I have to be honest with you.
This is when I became disenchanted with the farm. I know you in other parts of the country are probably laughing about this, but we are not "wired" for the extremes in weather. No AC in the summer, no snowblowers in the winter.
As you can see, the alpacas were very distraught with what they saw outside, and went back inside, where they stayed for two weeks.
Tuesday morning, I called DH in tears. I had handled things this far, proud of myself, feeling like Pioneer Woman, but now I broke. He turned to his boss and said "Linda needs me, I'm going." That's what I love about this dear man. I come first. He arrived at about noon, bearing three extra long heavy duty extension chords. YeeeHaaa. We strung them from the old shop, all the way down the lane to the barn, and were finally able to heat the waterers. I'm making a long story short in telling you that we got the water running at 10-PM. It took a hairdryer and heat lamp and alot of four letter words. In the meantime, my clients alpaca died, and I felt just awful. But, it turned out her line had a condition called megaesophagus, and I will write about that later.
We got inside to eat dinner at 10:30 that night. DH told me to not feel bad about not being able to handle this by myself, since he couldn't have handled it alone, either.
Oh, some lightness to the story. Ha ha, a bit of sarcasm added here: We were moving two males from a quarantine field to the main section we keep the males in in the barn. They got loose and ran into a pasture, over a 5 foot drift! Then they couldn't figure out how to get back. We had to climb through the drift and round them up. Wind was still at 85mph and temp was dropping to the lower teens. DH and I looked like Abominable Snowmen.
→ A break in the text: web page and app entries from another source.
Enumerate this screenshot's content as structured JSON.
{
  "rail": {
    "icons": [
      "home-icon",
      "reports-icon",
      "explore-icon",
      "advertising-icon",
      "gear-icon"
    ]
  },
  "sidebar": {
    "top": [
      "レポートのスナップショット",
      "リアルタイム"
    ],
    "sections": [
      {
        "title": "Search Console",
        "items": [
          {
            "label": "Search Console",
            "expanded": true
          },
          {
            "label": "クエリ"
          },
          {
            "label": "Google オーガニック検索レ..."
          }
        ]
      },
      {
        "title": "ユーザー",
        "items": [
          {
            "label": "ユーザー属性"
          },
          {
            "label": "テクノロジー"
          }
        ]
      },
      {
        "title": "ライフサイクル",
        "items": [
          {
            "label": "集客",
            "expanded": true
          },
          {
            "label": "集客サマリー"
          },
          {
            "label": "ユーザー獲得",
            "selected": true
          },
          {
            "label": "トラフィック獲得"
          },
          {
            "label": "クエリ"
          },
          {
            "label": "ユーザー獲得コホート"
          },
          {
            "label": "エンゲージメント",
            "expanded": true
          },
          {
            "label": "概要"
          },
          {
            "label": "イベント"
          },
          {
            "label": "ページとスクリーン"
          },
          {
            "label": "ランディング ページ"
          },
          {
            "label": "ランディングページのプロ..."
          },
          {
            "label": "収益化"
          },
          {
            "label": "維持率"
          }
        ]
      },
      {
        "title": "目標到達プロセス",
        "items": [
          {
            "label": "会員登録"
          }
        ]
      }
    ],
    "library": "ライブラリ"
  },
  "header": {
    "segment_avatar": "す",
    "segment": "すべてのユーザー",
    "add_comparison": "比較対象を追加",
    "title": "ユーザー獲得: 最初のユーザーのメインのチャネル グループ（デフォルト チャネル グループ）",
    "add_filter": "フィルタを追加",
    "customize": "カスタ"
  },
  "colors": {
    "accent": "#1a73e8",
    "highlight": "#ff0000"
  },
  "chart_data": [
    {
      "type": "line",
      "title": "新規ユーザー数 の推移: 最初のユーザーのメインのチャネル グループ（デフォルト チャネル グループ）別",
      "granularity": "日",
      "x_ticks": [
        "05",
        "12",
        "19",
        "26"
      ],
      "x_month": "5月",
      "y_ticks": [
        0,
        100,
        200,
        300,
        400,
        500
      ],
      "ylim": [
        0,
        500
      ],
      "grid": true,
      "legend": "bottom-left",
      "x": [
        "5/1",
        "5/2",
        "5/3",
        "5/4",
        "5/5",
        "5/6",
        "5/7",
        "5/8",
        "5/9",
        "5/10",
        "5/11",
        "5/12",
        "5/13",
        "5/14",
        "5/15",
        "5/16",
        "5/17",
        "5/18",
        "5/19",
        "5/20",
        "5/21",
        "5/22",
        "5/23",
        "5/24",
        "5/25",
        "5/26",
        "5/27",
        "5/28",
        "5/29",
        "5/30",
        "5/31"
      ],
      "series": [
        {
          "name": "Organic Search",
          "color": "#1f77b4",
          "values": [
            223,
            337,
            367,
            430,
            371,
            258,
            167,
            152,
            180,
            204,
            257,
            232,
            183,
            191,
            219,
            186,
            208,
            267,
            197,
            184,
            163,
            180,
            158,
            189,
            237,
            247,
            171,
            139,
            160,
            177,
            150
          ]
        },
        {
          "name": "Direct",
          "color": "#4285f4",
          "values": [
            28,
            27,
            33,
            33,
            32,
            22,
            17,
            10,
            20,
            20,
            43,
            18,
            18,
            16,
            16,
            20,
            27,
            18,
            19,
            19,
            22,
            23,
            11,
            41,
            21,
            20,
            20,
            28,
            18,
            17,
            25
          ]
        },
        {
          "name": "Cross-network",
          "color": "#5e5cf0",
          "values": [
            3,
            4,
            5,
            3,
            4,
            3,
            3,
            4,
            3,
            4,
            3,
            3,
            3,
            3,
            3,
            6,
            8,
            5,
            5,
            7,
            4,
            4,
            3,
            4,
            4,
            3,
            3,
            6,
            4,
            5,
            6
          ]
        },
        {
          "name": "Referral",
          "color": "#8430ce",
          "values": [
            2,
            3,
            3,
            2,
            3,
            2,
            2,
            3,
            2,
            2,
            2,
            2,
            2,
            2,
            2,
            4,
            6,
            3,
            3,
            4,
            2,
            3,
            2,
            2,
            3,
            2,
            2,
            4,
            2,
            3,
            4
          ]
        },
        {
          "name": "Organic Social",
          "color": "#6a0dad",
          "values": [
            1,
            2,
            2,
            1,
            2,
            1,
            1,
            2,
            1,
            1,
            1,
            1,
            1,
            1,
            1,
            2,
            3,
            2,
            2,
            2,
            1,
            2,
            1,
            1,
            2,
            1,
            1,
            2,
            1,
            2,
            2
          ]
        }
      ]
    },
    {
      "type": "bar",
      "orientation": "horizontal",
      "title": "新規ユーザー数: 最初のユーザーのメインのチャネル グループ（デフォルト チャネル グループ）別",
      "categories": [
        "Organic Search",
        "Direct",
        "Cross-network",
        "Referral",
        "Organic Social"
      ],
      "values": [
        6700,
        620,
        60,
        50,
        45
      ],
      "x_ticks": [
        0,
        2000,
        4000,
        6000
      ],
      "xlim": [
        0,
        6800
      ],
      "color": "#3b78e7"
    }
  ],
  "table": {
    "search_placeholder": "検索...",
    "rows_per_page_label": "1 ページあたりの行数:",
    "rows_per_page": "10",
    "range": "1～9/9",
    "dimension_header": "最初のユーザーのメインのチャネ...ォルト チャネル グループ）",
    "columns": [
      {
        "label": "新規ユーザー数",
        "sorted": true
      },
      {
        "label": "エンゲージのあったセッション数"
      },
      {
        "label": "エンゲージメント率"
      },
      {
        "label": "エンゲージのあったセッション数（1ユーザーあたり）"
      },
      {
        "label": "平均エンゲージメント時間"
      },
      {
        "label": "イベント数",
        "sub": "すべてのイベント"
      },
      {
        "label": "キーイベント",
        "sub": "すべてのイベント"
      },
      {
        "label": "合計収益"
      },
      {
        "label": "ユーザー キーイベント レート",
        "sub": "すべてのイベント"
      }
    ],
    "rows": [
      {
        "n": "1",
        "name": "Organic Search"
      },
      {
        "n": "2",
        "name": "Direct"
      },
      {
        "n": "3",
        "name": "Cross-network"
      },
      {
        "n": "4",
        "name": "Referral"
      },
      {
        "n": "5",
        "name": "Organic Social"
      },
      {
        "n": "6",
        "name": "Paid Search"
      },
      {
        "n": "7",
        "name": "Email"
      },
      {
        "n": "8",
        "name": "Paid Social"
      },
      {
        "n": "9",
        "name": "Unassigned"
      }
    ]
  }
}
Things have been much better since then. We have faced another flood and lots of wind, but this was the worst.
The alpacas paddock.